The letter from the Congress members states: “Consumers’ right to know about where and how their food is produced must also be protected. Mexico and Canada already have used trade rules to undermine the food labeling that America’s farmers and ranchers support; and the transparency that consumers demand. A final NAFTA package must restore the Country of Origin Labeling (COOL) passed by Congress and affirmed by U.S. courts.”
COOL was originally put into effect in 2009 requiring beef and pork product labels to include where the animals were born, raised and slaughtered. In 2015 the law was successfully challenged at the World Trade Organization by Mexico and Canada, who threatened to impose a combined $1.1 billion in annual retaliatory duties unless the labeling requirement was removed.
There have been varying opinions on the rule in the agriculture industry. The United States Cattlemen’s Association, the National Farmers Union, and the Ranchers-Cattlemen Action Legal Fund are among the organizations who have supported the law. Several groups that have been in opposition to the labeling requirement include the National Pork Producers Council, the National Cattlemen’s Beef Association, and the North American Meat Institute. Citing the tariff threat, Congress ultimately repealed the law in December 2015.

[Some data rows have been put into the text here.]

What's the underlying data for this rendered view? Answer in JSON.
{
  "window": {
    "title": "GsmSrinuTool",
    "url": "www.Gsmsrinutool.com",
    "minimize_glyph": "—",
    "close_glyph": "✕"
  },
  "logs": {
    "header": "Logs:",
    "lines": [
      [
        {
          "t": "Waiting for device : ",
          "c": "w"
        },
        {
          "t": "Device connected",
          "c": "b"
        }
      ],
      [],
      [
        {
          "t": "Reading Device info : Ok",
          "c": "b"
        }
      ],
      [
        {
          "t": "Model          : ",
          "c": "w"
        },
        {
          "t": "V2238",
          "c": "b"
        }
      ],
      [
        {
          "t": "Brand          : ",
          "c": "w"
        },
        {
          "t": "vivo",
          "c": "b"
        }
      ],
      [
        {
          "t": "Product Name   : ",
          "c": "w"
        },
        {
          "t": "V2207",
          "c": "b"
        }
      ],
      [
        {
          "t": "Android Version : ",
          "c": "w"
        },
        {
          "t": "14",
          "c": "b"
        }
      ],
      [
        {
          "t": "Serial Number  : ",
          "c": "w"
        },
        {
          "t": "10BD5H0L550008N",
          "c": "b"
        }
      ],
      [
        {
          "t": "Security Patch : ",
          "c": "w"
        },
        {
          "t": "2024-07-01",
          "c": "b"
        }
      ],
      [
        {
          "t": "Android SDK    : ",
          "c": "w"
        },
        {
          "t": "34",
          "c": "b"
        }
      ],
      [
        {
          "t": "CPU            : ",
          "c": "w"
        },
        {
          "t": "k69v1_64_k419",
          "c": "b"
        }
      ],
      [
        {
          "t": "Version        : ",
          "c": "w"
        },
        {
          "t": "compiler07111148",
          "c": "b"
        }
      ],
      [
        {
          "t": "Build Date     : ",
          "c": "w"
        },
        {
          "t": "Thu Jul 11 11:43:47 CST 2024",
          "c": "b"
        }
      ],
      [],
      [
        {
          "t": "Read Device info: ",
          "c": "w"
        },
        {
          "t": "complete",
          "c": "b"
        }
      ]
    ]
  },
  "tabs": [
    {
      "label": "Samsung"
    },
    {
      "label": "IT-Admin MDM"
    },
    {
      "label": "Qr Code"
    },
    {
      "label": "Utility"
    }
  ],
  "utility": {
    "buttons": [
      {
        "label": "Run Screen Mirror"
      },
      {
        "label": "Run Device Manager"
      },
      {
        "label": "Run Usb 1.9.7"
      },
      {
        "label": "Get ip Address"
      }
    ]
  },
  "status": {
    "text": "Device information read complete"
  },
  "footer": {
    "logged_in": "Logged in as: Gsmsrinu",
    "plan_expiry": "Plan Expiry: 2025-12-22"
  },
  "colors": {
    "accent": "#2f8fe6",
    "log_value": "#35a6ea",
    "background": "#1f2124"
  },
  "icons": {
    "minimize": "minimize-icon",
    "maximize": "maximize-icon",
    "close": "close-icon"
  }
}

The reinstatement of the rule is considered to be a long shot by analysts, as Mexico has already approved USMCA and Canada has previously voiced opposition to the idea. The two countries argued against the original law, saying the labeling discouraged American meatpackers from purchasing their livestock and created an added cost burden on packers and retailers.